The Formal Arraignment is a step in the criminal justice process that indicates the matter has moved beyond the local District Justice to a Court of Common Pleas. This step is where the defendant is formally advised of the charges against him/her, the schedule for proceeding forward is set, and any preliminary pre-trial issues are taken care of.
The Formal Arraignment is not an opportunity to present evidence. It is strictly a procedural matter. In many jurisdictions arraignments are either done en masse or sometimes waived by signature.
The most important part of the Formal Arraignment for the defendant is what it means going forward. Following that date there are several scheduling matters that the defense counsel must consider.
1. Within 7 days the defendant must request a Bill of Particulars. This is a substantive request which unfortunately has become all but ignored in recent years, but it is still important.
2. Within 14 days the defendant must formally request discovery. This includes photographs, tests, statements, or other items which form the basis for the Commonwealth's case. This can be as simple as a letter to the DA's office but it must be done.

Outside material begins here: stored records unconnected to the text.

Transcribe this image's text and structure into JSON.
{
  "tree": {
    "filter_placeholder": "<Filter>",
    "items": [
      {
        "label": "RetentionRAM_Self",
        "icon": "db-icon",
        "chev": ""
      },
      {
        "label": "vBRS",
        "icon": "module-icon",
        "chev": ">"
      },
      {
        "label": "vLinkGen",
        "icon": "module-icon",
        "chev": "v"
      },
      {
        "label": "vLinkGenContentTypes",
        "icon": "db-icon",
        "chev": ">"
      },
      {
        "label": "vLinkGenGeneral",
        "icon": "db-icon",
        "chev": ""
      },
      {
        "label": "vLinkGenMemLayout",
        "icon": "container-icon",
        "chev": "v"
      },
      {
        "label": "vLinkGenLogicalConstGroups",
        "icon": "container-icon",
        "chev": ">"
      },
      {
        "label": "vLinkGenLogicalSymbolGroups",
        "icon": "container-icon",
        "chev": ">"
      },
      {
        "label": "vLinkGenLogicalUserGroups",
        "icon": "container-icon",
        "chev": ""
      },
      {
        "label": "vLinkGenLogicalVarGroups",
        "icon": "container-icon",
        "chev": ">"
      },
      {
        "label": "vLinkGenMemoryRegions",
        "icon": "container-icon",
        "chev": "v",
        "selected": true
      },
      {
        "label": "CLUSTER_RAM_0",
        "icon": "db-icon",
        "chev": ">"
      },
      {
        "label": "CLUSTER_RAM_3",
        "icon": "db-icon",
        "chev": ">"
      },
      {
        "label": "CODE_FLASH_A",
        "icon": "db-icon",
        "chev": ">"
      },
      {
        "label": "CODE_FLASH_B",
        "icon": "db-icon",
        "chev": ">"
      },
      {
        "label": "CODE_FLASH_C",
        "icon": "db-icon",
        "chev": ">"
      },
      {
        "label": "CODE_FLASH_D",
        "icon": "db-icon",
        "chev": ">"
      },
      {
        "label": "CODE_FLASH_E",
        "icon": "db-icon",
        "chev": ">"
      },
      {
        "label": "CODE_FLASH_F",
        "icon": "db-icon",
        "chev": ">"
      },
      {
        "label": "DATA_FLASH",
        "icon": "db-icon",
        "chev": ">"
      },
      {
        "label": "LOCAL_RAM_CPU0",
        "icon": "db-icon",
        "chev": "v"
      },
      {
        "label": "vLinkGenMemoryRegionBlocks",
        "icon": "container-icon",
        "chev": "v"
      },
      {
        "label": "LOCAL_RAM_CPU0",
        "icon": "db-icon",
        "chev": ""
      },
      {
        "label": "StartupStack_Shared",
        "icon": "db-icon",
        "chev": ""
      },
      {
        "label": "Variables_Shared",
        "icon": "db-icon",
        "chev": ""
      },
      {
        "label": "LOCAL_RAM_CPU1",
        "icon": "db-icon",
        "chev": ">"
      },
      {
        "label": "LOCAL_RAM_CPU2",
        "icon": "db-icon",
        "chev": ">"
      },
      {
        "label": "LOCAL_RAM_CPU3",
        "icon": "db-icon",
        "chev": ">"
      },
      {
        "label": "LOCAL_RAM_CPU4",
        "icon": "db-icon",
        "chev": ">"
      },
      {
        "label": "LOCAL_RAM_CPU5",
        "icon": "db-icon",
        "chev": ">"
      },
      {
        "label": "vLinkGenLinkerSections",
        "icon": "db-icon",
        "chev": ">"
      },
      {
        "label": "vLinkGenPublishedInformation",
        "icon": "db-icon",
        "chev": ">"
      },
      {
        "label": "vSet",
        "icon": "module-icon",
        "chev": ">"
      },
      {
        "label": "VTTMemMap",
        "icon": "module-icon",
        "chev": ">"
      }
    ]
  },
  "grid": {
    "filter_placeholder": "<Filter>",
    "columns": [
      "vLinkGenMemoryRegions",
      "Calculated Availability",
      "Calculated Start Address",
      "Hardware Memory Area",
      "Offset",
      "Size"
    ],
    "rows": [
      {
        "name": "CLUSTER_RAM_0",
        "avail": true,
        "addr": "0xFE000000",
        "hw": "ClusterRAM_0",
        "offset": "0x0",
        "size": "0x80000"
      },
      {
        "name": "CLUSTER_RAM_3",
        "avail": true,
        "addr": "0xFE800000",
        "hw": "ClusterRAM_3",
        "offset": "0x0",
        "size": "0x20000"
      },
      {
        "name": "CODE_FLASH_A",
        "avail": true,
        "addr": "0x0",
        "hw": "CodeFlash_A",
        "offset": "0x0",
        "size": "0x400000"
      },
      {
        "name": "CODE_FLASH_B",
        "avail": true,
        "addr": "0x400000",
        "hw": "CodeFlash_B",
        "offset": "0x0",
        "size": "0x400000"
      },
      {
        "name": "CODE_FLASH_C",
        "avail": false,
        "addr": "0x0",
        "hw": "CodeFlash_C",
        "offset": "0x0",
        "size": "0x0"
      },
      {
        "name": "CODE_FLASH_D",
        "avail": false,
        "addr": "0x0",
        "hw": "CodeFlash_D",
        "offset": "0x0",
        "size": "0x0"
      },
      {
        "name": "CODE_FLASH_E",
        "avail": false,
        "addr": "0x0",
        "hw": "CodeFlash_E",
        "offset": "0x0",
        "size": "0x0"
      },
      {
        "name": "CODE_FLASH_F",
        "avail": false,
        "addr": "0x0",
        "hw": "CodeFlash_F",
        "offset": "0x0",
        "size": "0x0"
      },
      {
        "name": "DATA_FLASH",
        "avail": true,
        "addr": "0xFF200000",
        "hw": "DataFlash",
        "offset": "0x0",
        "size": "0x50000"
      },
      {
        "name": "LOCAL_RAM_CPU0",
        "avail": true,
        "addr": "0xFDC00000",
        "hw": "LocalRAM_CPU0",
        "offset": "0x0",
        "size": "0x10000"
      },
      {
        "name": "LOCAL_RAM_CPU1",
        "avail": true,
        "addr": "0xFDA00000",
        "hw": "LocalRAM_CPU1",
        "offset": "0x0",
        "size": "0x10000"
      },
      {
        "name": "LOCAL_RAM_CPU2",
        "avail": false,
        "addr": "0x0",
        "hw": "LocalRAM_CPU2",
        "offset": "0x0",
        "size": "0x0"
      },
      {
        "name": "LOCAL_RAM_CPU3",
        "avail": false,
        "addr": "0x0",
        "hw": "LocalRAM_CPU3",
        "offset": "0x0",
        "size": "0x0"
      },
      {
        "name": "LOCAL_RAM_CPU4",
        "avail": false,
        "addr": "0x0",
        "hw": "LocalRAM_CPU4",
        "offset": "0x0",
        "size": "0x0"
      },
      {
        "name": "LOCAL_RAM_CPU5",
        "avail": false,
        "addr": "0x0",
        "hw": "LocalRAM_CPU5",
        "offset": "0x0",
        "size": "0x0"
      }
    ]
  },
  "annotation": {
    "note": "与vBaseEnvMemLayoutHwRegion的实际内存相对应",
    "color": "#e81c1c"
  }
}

3. Within 30 days the defendant must file an Omnibus Pretrial Motion for relief. This might include matters such as suppression, change of venue, request for more discovery, or other matters.
I will go in depth as to what each of the above entails at a later date.
While the Formal Arraignment has been reduced to a procedural formality it is still vitally important as it sets the schedule going forward for important and powerful matters to come.